Bahá'u'lláh and the God of Avicenna
This talk presents the content and context of my paper, “Bahá’u’lláh and the God of Avicenna,” published in vol. 31 no. 3 of The Journal of Bahá’í Studies. The paper argues that Bahá’u’lláh affirms the metaphysical principles underlying an argument for the existence of God developed by Avicenna (980-1037), the preeminent philosopher of Islam, and suggests that Avicennian metaphysics illuminates the philosophic content, and logical rigor, of Bahá’í theology.
- Why is it important to understand philosophical ideas developed by eminent thinkers in previous religious dispensations?
- How does understanding the rational foundations of Avicenna’s argument for God’s existence help one appreciate the rational structure of Bahá’í belief?
- Why is it important to have a philosophical understanding of Bahá’í theology in a secular age, in which reason and science are so often triumphed over faith?
- What does it mean to suggest that Bahá’u’lláh affirms certain philosophical ideas, as opposed from deriving His teaching from them?
- How does a rational belief in God harmonize with devotional and community life? How does it integrate with teaching the Faith and engaging in core activities?
Joshua Hall is a student at the University of Montana, majoring in Near Eastern studies and English literature, with minors in Arabic and philosophy. His chief scholarly interests include Islamic philosophy, classical theism, and Persian literature, and their relation to the academic study of the Bahá’í Faith. He has produced several provisional translations of Bahá’u’lláh’s Arabic and Persian writings, including the Tablet of the City of Divine Unity and a compilation of previously untranslated prayers and supplications, in addition to verse translations of classical Persian poetry.
46th Annual Conference

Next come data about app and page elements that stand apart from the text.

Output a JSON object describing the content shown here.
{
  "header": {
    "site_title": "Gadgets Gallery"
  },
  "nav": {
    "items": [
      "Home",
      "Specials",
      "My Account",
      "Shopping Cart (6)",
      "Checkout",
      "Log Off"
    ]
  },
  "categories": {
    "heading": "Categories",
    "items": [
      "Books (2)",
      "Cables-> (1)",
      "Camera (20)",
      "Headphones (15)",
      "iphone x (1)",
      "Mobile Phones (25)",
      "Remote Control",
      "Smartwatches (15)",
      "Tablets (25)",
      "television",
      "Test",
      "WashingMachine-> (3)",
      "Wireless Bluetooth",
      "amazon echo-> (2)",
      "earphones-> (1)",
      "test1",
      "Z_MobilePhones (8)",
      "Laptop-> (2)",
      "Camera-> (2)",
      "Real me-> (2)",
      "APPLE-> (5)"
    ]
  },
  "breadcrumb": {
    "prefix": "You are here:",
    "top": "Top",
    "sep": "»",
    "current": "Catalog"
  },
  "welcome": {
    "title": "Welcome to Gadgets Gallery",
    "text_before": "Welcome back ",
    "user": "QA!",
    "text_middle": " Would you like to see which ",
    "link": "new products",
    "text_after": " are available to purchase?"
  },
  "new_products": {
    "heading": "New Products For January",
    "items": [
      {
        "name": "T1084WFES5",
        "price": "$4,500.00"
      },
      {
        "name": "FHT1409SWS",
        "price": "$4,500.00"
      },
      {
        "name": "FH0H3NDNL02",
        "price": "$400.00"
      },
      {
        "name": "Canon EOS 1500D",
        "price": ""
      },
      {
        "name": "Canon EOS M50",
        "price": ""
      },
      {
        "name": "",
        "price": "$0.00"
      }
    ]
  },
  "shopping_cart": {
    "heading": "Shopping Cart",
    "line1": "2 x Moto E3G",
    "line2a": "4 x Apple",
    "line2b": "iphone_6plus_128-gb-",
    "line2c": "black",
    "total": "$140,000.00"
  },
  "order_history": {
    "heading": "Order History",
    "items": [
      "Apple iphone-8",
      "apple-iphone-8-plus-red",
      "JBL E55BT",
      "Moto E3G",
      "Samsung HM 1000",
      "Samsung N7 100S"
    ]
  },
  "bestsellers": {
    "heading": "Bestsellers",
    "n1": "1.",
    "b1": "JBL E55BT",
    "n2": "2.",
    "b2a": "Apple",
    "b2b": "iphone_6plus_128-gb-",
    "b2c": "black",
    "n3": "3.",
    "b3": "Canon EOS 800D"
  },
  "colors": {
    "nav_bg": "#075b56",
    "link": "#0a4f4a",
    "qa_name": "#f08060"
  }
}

The views expressed in this recording are those of the presenter and do not necessarily represent the views of the Association for Baha'i Studies, nor the authoritative explications of Bahá’í writings.